As the plane landed at the Frankfurt Airport, I was brimming with excitement. The longest of my flights was now over, and within a few short hours, I’d be in Italy, eating delicious food, exploring cities with centuries of history, and immersing myself in a new and welcoming culture. NOTHING could bring me down.
As we were loaded onto the buses that would take us from the plane to the airport terminal, my friend and I were separated from the rest of the group who managed to get on an earlier wave of buses. A bit irksome, but we’ll just meet back up with them at the gate before the next flight. After several minutes of walking and asking for directions, we finally made it to Customs and Immigration. Just as we were able to finally inch up to the front of the line, the booth closed, and we were directed to join another line instead. Annoying, but we probably still have enough time to make it to the next flight, right? Once we got through customs, we speed-walked our way to security, our group still nowhere in sight. The line moved at a snail’s pace, and as more and more time ticked by, my anxiety continued to build. We were quickly running out of time, and the people in front of us decided to argue with the security personnel about what they had to remove from their bags. Finally through, we sprinted to our gate and between gasping breaths asked whether our flight was still boarding. It was not. We missed it.
Dread set in. While the rest of our group had made it, we were stuck in a foreign airport with no flight and no international phone plan. We were on our own. The worker at the gate could not help us book another flight and instead directed us to the Lufthansa help desk, who also could not help us because of a technicality and instead directed us to the United help desk which was outside of security. Thankfully, they were able to help and arranged for us to get on a later flight to Verona.
After once again going through security and finding the new gate, we could finally sit down and let out a sigh of relief. And yet, a part of me remained worried. After all, if this whole mess could happen within less than 24 hours since I’d left the US, how much more could go wrong in the upcoming six weeks? My confidence faltered for a moment before bolstering again. Perhaps more things would end up going wrong on the trip, but so what? I got through and handled this, and when the next issue comes, I will get through and handle that too.
Now, whenever I’m faced with challenges and unpleasant surprises, I think about my study abroad experience. I think about rebooking a flight in foreign country, about using a combination of charades and offline Google Translate to buy bus tickets, about navigating the maze of canals and alleys of Venice with nothing but a buggy, downloaded map.

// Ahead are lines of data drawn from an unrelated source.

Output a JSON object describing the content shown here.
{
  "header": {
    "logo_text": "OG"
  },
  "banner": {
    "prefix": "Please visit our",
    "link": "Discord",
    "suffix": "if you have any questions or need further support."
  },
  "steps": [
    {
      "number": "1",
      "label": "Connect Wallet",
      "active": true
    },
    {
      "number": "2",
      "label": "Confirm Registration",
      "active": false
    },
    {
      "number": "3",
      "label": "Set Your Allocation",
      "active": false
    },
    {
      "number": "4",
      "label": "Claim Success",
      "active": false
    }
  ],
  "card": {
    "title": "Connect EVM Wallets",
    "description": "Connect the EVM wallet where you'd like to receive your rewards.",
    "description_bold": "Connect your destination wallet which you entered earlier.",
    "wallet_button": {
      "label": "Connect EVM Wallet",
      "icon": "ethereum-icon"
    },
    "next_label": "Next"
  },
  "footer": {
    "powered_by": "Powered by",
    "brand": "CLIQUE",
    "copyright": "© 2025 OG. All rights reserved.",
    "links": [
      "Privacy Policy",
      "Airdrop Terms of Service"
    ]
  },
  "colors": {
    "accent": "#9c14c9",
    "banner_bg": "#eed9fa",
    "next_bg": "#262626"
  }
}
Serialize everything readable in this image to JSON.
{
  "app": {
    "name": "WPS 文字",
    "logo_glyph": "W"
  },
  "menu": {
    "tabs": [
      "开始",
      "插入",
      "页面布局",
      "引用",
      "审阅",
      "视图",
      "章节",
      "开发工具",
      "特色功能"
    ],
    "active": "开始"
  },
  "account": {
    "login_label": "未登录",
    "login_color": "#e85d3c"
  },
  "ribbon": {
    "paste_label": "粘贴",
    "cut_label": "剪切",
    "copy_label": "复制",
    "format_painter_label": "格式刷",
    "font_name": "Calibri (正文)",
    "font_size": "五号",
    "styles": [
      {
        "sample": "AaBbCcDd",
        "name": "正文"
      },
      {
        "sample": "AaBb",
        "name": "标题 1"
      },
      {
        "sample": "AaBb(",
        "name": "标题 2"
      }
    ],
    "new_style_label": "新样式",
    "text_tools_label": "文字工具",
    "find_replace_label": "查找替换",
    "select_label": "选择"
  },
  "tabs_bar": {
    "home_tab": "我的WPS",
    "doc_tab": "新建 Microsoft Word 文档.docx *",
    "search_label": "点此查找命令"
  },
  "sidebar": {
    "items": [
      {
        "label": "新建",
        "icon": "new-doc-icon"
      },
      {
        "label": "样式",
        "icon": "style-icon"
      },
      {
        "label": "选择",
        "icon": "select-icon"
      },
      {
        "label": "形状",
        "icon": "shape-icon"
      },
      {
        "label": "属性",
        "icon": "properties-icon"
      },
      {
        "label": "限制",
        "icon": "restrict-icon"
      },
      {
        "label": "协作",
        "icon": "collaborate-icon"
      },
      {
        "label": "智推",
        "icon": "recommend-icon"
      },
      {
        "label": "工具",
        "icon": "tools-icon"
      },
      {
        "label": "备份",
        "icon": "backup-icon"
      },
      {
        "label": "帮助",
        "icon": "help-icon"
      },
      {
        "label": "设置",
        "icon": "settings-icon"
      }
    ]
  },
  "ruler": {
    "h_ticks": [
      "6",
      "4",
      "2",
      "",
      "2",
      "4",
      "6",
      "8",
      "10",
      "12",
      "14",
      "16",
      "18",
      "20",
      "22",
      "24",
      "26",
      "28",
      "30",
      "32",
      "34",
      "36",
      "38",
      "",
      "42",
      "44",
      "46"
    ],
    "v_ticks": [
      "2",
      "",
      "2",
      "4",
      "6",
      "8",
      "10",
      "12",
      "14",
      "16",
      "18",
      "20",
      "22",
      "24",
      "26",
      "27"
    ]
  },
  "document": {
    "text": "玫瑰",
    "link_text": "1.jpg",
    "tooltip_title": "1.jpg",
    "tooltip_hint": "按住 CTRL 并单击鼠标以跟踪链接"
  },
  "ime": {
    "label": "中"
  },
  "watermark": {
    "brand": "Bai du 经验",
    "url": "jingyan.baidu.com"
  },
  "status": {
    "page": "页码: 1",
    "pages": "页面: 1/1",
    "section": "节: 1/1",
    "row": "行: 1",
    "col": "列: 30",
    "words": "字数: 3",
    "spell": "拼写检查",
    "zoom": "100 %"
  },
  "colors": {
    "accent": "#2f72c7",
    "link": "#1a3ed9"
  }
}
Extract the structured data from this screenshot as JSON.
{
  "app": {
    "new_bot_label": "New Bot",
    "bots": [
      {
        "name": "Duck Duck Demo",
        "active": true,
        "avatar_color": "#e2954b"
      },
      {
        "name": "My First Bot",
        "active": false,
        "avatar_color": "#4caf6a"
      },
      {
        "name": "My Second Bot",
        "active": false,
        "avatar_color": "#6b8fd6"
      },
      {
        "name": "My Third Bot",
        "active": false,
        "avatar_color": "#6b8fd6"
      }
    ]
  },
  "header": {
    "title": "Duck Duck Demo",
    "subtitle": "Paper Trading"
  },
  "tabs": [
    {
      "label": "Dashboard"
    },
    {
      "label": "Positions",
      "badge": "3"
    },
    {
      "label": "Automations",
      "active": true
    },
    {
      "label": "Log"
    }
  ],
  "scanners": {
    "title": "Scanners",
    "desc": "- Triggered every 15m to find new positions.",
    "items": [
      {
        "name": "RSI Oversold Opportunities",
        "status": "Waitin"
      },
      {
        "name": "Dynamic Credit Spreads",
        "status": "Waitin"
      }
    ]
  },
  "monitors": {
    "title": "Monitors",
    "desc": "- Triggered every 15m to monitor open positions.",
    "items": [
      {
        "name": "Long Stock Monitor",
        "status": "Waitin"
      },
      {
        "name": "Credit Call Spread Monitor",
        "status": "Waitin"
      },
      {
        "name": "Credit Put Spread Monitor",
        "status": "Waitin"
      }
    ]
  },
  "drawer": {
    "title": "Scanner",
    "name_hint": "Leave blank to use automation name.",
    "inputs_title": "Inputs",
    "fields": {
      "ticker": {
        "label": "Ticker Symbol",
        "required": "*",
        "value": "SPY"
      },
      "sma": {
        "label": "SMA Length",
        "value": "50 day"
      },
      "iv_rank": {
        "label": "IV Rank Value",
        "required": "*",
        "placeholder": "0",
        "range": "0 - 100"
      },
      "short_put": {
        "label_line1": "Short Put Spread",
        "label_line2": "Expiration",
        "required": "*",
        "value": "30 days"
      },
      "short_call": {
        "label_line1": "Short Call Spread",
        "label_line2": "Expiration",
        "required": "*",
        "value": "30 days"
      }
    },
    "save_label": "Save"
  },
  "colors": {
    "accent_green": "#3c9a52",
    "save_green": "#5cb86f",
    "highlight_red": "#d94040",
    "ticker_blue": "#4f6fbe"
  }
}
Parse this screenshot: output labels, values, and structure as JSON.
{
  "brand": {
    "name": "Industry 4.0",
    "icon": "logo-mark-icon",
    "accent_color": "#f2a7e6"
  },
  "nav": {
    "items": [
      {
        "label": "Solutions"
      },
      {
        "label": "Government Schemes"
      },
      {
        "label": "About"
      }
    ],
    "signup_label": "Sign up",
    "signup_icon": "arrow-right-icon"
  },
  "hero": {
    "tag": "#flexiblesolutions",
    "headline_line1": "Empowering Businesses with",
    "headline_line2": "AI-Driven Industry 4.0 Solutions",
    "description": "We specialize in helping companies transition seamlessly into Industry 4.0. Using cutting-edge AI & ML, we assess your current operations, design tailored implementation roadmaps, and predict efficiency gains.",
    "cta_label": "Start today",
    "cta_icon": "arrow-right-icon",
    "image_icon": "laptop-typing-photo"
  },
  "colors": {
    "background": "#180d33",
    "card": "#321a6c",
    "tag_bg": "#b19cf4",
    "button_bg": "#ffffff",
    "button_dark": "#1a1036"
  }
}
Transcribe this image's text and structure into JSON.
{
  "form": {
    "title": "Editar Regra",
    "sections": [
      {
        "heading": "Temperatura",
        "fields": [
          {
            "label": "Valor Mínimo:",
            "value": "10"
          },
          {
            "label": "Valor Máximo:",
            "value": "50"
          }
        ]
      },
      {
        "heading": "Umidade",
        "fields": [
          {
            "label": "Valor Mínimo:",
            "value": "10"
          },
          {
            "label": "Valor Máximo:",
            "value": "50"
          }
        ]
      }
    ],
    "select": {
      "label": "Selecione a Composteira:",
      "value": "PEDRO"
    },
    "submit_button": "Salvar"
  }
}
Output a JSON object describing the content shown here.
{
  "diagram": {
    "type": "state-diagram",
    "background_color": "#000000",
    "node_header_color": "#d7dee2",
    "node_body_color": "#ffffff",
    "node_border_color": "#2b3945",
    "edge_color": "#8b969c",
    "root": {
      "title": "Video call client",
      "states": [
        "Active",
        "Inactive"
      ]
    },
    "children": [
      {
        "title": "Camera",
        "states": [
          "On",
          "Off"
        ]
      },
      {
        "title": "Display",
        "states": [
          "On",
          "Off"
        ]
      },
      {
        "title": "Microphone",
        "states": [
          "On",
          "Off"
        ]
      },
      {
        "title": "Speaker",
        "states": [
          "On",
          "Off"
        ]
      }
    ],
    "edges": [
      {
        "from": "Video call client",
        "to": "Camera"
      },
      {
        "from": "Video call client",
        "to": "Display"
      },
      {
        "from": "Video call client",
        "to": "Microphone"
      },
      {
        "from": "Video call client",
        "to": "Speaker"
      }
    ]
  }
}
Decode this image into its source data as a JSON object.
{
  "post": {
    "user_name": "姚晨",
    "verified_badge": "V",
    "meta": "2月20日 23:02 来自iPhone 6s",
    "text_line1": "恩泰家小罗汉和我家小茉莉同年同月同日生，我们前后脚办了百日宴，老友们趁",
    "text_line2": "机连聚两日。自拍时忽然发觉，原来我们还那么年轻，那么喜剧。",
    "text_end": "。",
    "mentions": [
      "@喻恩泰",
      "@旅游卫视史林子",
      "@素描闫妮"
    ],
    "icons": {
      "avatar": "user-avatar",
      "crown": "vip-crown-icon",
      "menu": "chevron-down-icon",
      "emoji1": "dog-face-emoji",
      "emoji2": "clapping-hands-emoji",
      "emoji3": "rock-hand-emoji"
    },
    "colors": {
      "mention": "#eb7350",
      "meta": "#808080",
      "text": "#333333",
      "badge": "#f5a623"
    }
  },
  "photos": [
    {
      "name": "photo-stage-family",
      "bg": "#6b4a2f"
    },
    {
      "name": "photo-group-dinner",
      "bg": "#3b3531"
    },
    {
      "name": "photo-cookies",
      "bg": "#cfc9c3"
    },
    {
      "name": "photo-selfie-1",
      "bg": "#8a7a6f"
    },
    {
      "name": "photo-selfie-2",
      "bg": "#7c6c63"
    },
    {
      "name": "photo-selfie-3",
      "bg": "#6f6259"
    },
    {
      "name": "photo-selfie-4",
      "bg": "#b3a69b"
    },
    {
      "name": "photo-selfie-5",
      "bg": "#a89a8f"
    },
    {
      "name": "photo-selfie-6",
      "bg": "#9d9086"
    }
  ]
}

And I realize: there really is nothing that can bring me down.
-Anna Evers, Non-affiliated Program in Italy, Summer 2019